Postproduction workflows are evolving from a localized, tightly integrated and highly controlled process to one where production and post may occur collaboratively and with creative individuals scattered around the globe.
In the session “Distributed Post Production for Cinema: Technologies, Issues and Business Opportunities,” held Saturday at the Technology Summit on Cinema, Mark Lemmons, CTO T3Media encouraged delegates to 'think big' and recognize that cloud technology can benefit production today from raw storage to transcoding.
“We need to recognize that some big challenges are being tackled right now in the cloud including archive integrated production,” he said. Lemmons highlighted work T3Media completed for Paramount Pictures in which film scans of 4K DPX files were placed for long term storage in a cloud hosted by T3Media but protected behind the studio's firewall.
"The cloud can be used today for storage of high value and high resolution files," he said. "I would though encourage questions to be asked of cloud platform providers about the long term costs storage."
Former EFILM VP Engineering and now CTO Blendo, Gary Thomson described his oversight in successfully establishing a secondary DI facility including waveform monitoring and color correction for Fox Studios 8 miles from its main Hollywood campus.
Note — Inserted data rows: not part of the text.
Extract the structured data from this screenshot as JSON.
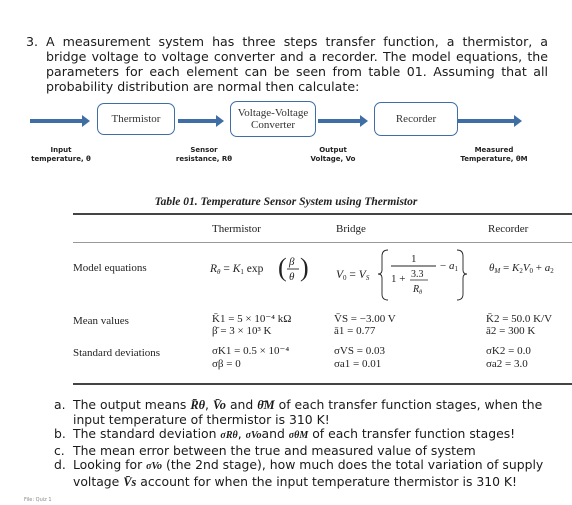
{
  "question": {
    "number": "3.",
    "text": "A measurement system has three steps transfer function, a thermistor, a bridge voltage to voltage converter and a recorder. The model equations, the parameters for each element can be seen from table 01. Assuming that all probability distribution are normal then calculate:"
  },
  "diagram": {
    "blocks": [
      {
        "label": "Thermistor"
      },
      {
        "label_line1": "Voltage-Voltage",
        "label_line2": "Converter"
      },
      {
        "label": "Recorder"
      }
    ],
    "signals": [
      {
        "line1": "Input",
        "line2": "temperature, θ"
      },
      {
        "line1": "Sensor",
        "line2": "resistance, Rθ"
      },
      {
        "line1": "Output",
        "line2": "Voltage, Vo"
      },
      {
        "line1": "Measured",
        "line2": "Temperature, θM"
      }
    ],
    "arrow_color": "#3f6ea5"
  },
  "table": {
    "caption": "Table 01. Temperature Sensor System using Thermistor",
    "headers": [
      "",
      "Thermistor",
      "Bridge",
      "Recorder"
    ],
    "rows": [
      {
        "label": "Model equations",
        "thermistor": "Rθ = K1 exp(β/θ)",
        "bridge": "V0 = VS {1/(1 + 3.3/Rθ) − a1}",
        "recorder": "θM = K2V0 + a2"
      },
      {
        "label": "Mean values",
        "thermistor": [
          "K̄1 = 5 × 10⁻⁴ kΩ",
          "β̄ = 3 × 10³ K"
        ],
        "bridge": [
          "V̄S = −3.00 V",
          "ā1 = 0.77"
        ],
        "recorder": [
          "K̄2 = 50.0 K/V",
          "ā2 = 300 K"
        ]
      },
      {
        "label": "Standard deviations",
        "thermistor": [
          "σK1 = 0.5 × 10⁻⁴",
          "σβ = 0"
        ],
        "bridge": [
          "σVS = 0.03",
          "σa1 = 0.01"
        ],
        "recorder": [
          "σK2 = 0.0",
          "σa2 = 3.0"
        ]
      }
    ],
    "eq_parts": {
      "exp": "exp",
      "beta": "β",
      "theta": "θ",
      "one": "1",
      "plus": "1 +",
      "three_three": "3.3",
      "minus_a1": "− a",
      "equals": "="
    }
  },
  "tasks": [
    {
      "label": "a.",
      "pre": "The output means ",
      "s1": "R̄θ",
      "m1": ", ",
      "s2": "V̄o",
      "m2": " and ",
      "s3": "θ̄M",
      "post": " of each transfer function stages, when the input temperature of thermistor is 310 K!"
    },
    {
      "label": "b.",
      "pre": "The standard deviation ",
      "s1": "σRθ",
      "m1": ", ",
      "s2": "σVo",
      "m2": "and ",
      "s3": "σθM",
      "post": " of each transfer function stages!"
    },
    {
      "label": "c.",
      "text": "The mean error between the true and measured value of system"
    },
    {
      "label": "d.",
      "pre": "Looking for ",
      "s1": "σVo",
      "m1": " (the 2nd stage), how much does the total variation of supply voltage ",
      "s2": "V̄s",
      "post": " account for when the input temperature thermistor is 310 K!"
    }
  ],
  "footer": "File: Quiz 1"
}
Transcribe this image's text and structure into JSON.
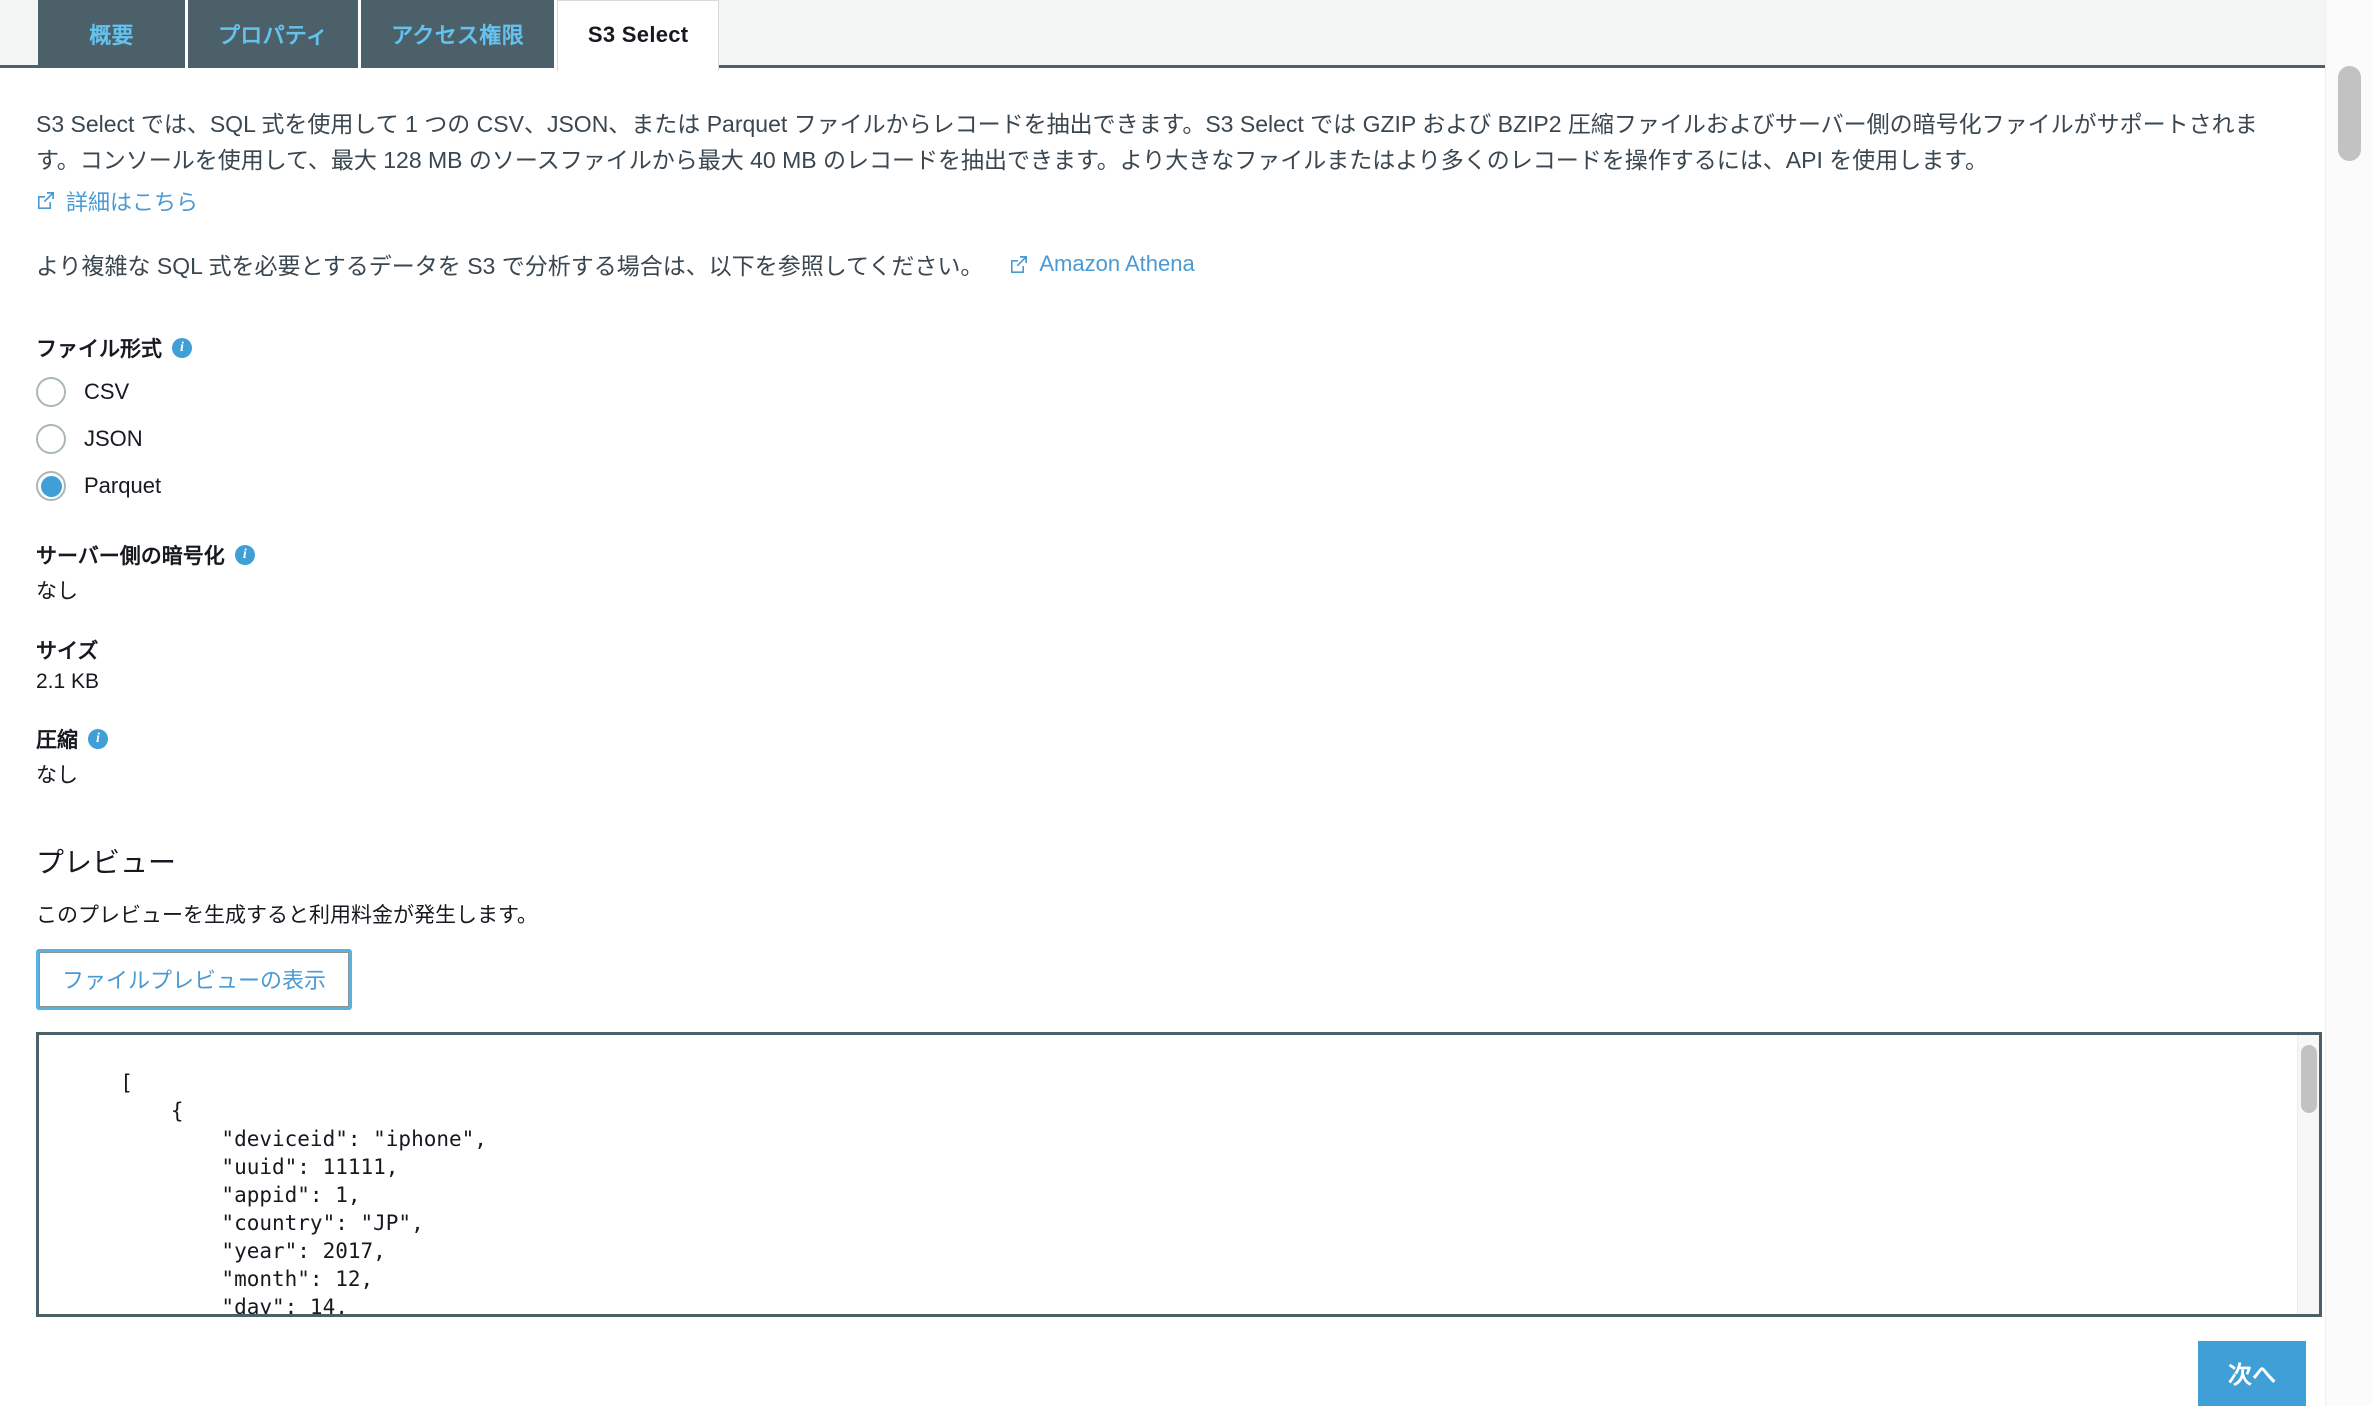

"What do filmmakers and creatives want when they work in diverse locations?" he asked rhetorically. "The main thing is that they want to finish an entire film with audio co-located with visuals. You can't practically move an audio facility but you can replicate a DI suite in a virtual environment fairly easily and inexpensively using dark fibre connectivity."
The ability to work internationally and remotely using very high resolution media continues to be demonstrated in a series of projects at CineGrid, a community of networked collaborators which uses the 10Gb fibre network Global Lambda Integrated Facility (GLIF), originally designed for high energy physics research.
Co-founder Lauren Herr explained that since 2005 CineGrid has tested point to point transmissions of HD and 4K including 4K bidirectional live telepresence. It has also conducted a live shoot using a Dalsa 4K camera in Prague, which was debayered in San Fransisco and resent to Prague for grading while the colorist was located in Toronto.
Recent experiments have included remote collaboration with media at 4K 60p; realtime stereographic treatments; realtime film restoration and live uncompressed 4K 10-bit streaming over IP between Prague and San Diego.
Herr showed film of a demonstration held last December in which a director in San Diego directed an actor against green screen in Amsterdam with live composites rendered by a supercomputer at another site in Amsterdam in real time and all in uncompressed HD over IP.
“One of the main learnings in all of this is the importance of the human networks that underpin the fibre networks," said Herr. "Collaboration is a human activity, the social dynamics are very important to consider and not trivial to solve.”
In remote collaboration, he said, it's not enough to have face to face telepresence but necessary also to have additional channels for context such as screens which make it clear that both parties are looking at and describing the same thing.
“U.S government departments have already begun rolling out 100Gb networks and while there are still places where there are bottlenecks, such as in the last mile, the direction of travel is clear," Herr stated. "Media students will have to learn how to work over these networks because that is the way the world will work in the future.”